Not many SF races have different dentition. One exception is the Tilari of F. M. Busby’s The Demu Trilogy, who have forty teeth which ate correspondingly smaller to fit into their mouths. And of course, there are any number of paranormal races with fangs.
The Mouth of Sauron, in Peter Jackson’s The Return of the King, is a great example of this. Just making his mouth twice as large and giving him rotting fangs to match = instantly disturbing. People with circular rows of teeth, like lampreys or cookiecutter sharks, would be even worse.

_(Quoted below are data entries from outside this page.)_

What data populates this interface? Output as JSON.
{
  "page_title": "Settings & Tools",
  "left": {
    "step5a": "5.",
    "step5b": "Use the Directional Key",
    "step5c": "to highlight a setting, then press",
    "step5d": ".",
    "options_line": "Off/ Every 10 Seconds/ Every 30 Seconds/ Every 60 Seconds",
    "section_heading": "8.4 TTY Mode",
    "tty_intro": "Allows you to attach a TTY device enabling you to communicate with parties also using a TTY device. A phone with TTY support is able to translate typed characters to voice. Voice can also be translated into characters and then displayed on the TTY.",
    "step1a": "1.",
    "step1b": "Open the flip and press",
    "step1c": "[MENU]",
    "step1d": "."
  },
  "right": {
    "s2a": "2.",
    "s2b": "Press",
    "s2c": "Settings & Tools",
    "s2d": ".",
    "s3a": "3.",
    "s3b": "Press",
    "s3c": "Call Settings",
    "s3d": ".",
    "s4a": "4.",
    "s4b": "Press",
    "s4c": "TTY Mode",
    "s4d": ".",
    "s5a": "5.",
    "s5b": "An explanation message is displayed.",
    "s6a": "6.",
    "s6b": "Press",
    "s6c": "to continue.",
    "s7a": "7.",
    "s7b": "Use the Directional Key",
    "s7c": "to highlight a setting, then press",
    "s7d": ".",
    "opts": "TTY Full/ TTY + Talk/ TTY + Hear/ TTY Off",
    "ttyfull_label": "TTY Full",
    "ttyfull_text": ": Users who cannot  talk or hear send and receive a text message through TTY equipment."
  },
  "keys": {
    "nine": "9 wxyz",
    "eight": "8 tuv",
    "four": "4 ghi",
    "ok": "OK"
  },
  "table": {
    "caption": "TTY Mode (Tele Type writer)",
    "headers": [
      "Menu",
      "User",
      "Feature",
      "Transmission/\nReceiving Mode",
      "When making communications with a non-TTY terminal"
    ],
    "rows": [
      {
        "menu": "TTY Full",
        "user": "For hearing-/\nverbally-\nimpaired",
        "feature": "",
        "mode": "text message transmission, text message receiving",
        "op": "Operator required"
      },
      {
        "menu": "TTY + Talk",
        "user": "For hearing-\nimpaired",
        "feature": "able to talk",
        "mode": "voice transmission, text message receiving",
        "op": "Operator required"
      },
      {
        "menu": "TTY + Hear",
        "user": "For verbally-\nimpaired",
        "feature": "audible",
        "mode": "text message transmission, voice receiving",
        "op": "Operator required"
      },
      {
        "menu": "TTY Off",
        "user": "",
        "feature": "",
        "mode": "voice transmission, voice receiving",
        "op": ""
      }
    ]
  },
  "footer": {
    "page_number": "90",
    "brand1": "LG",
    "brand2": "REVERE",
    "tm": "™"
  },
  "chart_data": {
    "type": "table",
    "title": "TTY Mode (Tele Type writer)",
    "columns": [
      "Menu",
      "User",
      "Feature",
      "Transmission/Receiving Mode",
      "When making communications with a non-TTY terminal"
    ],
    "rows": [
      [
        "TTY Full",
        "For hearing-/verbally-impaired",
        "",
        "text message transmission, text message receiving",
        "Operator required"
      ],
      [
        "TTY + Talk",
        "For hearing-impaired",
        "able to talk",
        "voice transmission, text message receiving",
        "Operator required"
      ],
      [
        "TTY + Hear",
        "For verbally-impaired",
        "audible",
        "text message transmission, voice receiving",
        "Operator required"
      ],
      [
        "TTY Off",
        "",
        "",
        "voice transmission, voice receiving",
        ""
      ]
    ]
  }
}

Teeth in a fantasy world don’t need to be made of enamel. Metal teeth might remind readers too much of Jaws from the James Bond films, but there’s a character in A Song of Ice and Fire who has wooden teeth. Stone might work as well—or how about taking useful teeth from animals and implanting them in a character’s jaw?
Going one step further than this would be teeth that changed depending on what the person needed at the time, from injecting venom to opening a can of peas without the assistance of a can-opener. Dentition is used as forensic evidence, but in this situation it couldn’t be trusted.
Uses for teeth
Once they’ve been removed, there are several purposes they could be put to. Jewelry. Weapons. Armor with overlapping rows of sharks’ teeth. Tools, such as the large molars of giant herbivores as pestles or grinders.
Or for something more fantastical, how about a secret method of assassination? Mix tiny teeth in with cooked rice, or with something that’s likely to be swallowed whole without chewing. Once these teeth are inside a person’s stomach, they jab into the nearest surface and burrow in. Death from peritonitis occurs soon, and short of an autopsy, no one will know why.